**WORK INSTRUCTIONS:**
What's needed is the listing below, repeated word for word with no pictures.

**RECORD SET:**
<<<<

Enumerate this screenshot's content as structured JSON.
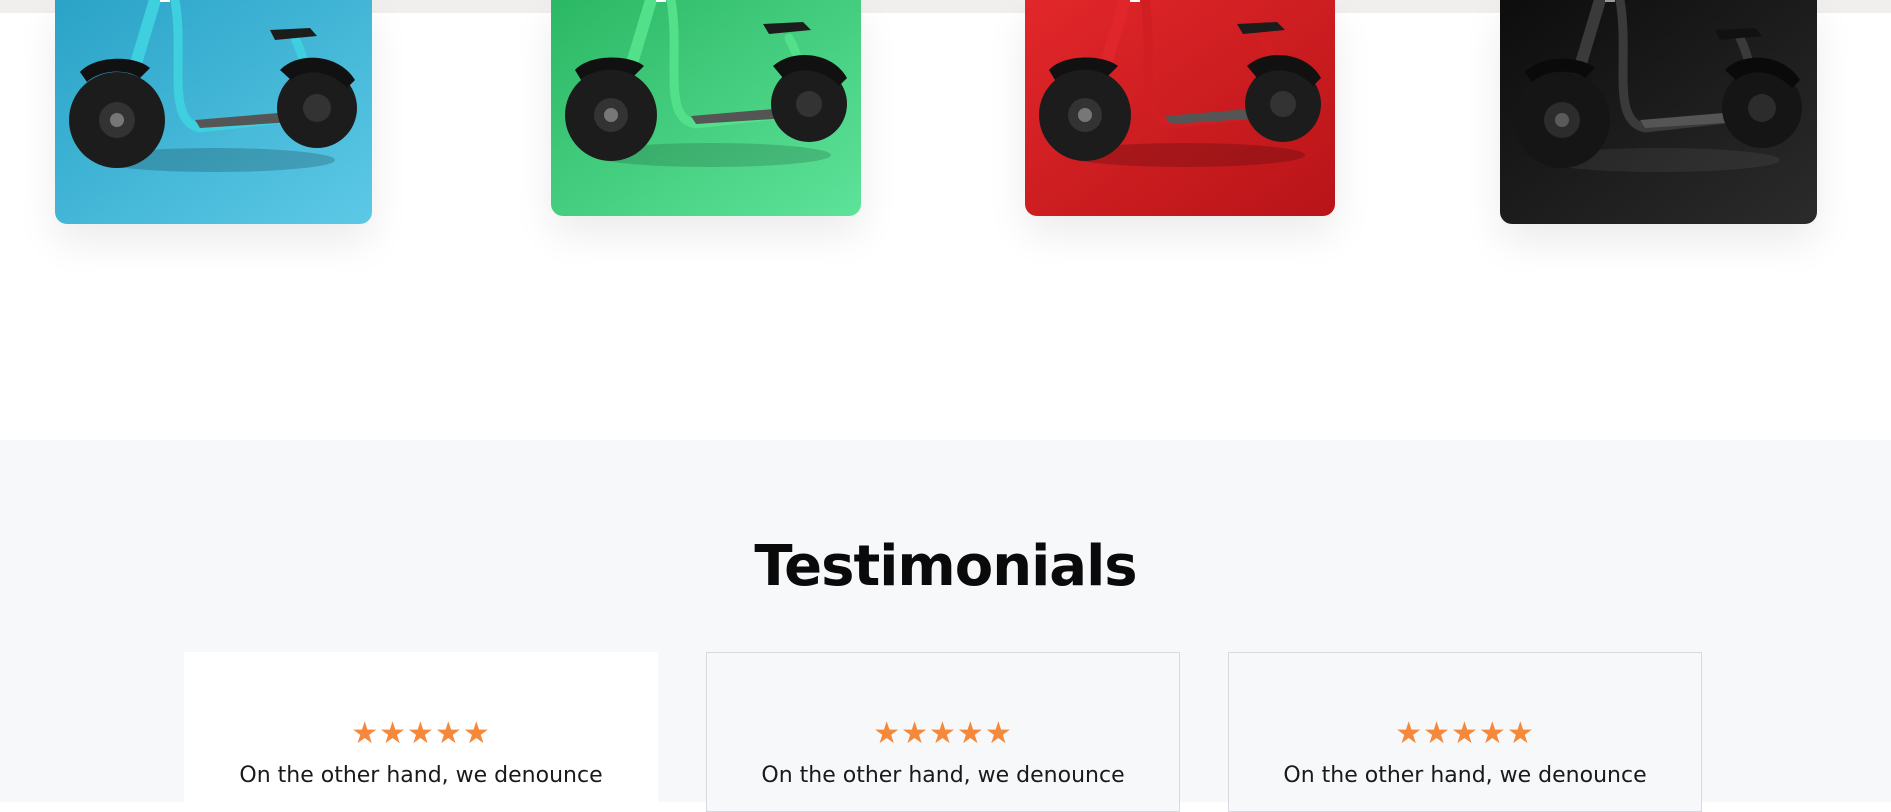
{
  "products": [
    {
      "name": "scooter-blue",
      "color_name": "blue",
      "bg_from": "#2aa3c7",
      "bg_to": "#5cc9e6",
      "frame": "#3fd0e0"
    },
    {
      "name": "scooter-green",
      "color_name": "green",
      "bg_from": "#2bb864",
      "bg_to": "#5ee39a",
      "frame": "#52e08a"
    },
    {
      "name": "scooter-red",
      "color_name": "red",
      "bg_from": "#e2272a",
      "bg_to": "#b81418",
      "frame": "#e0262a"
    },
    {
      "name": "scooter-black",
      "color_name": "black",
      "bg_from": "#0d0d0d",
      "bg_to": "#2b2b2b",
      "frame": "#2a2a2a"
    }
  ],
  "testimonials": {
    "title": "Testimonials",
    "items": [
      {
        "rating": 5,
        "stars": "★★★★★",
        "text": "On the other hand, we denounce"
      },
      {
        "rating": 5,
        "stars": "★★★★★",
        "text": "On the other hand, we denounce"
      },
      {
        "rating": 5,
        "stars": "★★★★★",
        "text": "On the other hand, we denounce"
      }
    ]
  },
  "colors": {
    "star": "#f5883a",
    "section_bg": "#f7f8fa"
  }
}
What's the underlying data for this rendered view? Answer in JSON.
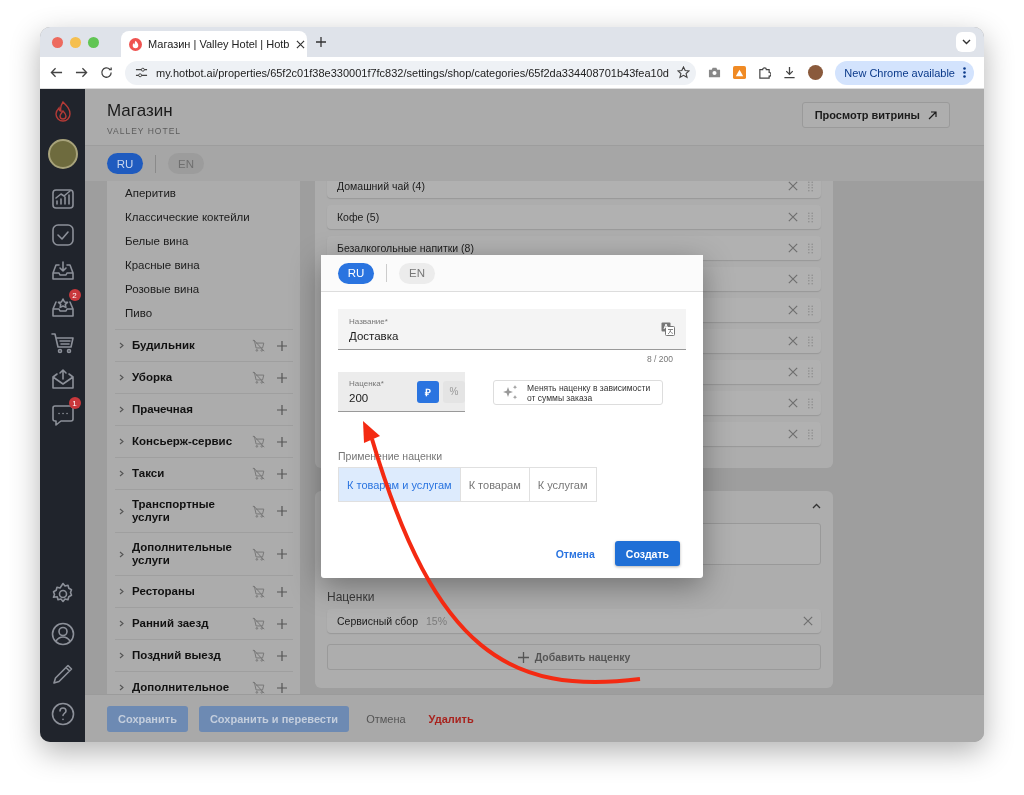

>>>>

**TASK OUTPUT:**
Enumerate this screenshot's content as structured JSON.
{
  "products": [
    {
      "name": "scooter-blue",
      "color_name": "blue",
      "bg_from": "#2aa3c7",
      "bg_to": "#5cc9e6",
      "frame": "#3fd0e0"
    },
    {
      "name": "scooter-green",
      "color_name": "green",
      "bg_from": "#2bb864",
      "bg_to": "#5ee39a",
      "frame": "#52e08a"
    },
    {
      "name": "scooter-red",
      "color_name": "red",
      "bg_from": "#e2272a",
      "bg_to": "#b81418",
      "frame": "#e0262a"
    },
    {
      "name": "scooter-black",
      "color_name": "black",
      "bg_from": "#0d0d0d",
      "bg_to": "#2b2b2b",
      "frame": "#2a2a2a"
    }
  ],
  "testimonials": {
    "title": "Testimonials",
    "items": [
      {
        "rating": 5,
        "stars": "★★★★★",
        "text": "On the other hand, we denounce"
      },
      {
        "rating": 5,
        "stars": "★★★★★",
        "text": "On the other hand, we denounce"
      },
      {
        "rating": 5,
        "stars": "★★★★★",
        "text": "On the other hand, we denounce"
      }
    ]
  },
  "colors": {
    "star": "#f5883a",
    "section_bg": "#f7f8fa"
  }
}
What's the underlying data for this rendered view? Answer in JSON.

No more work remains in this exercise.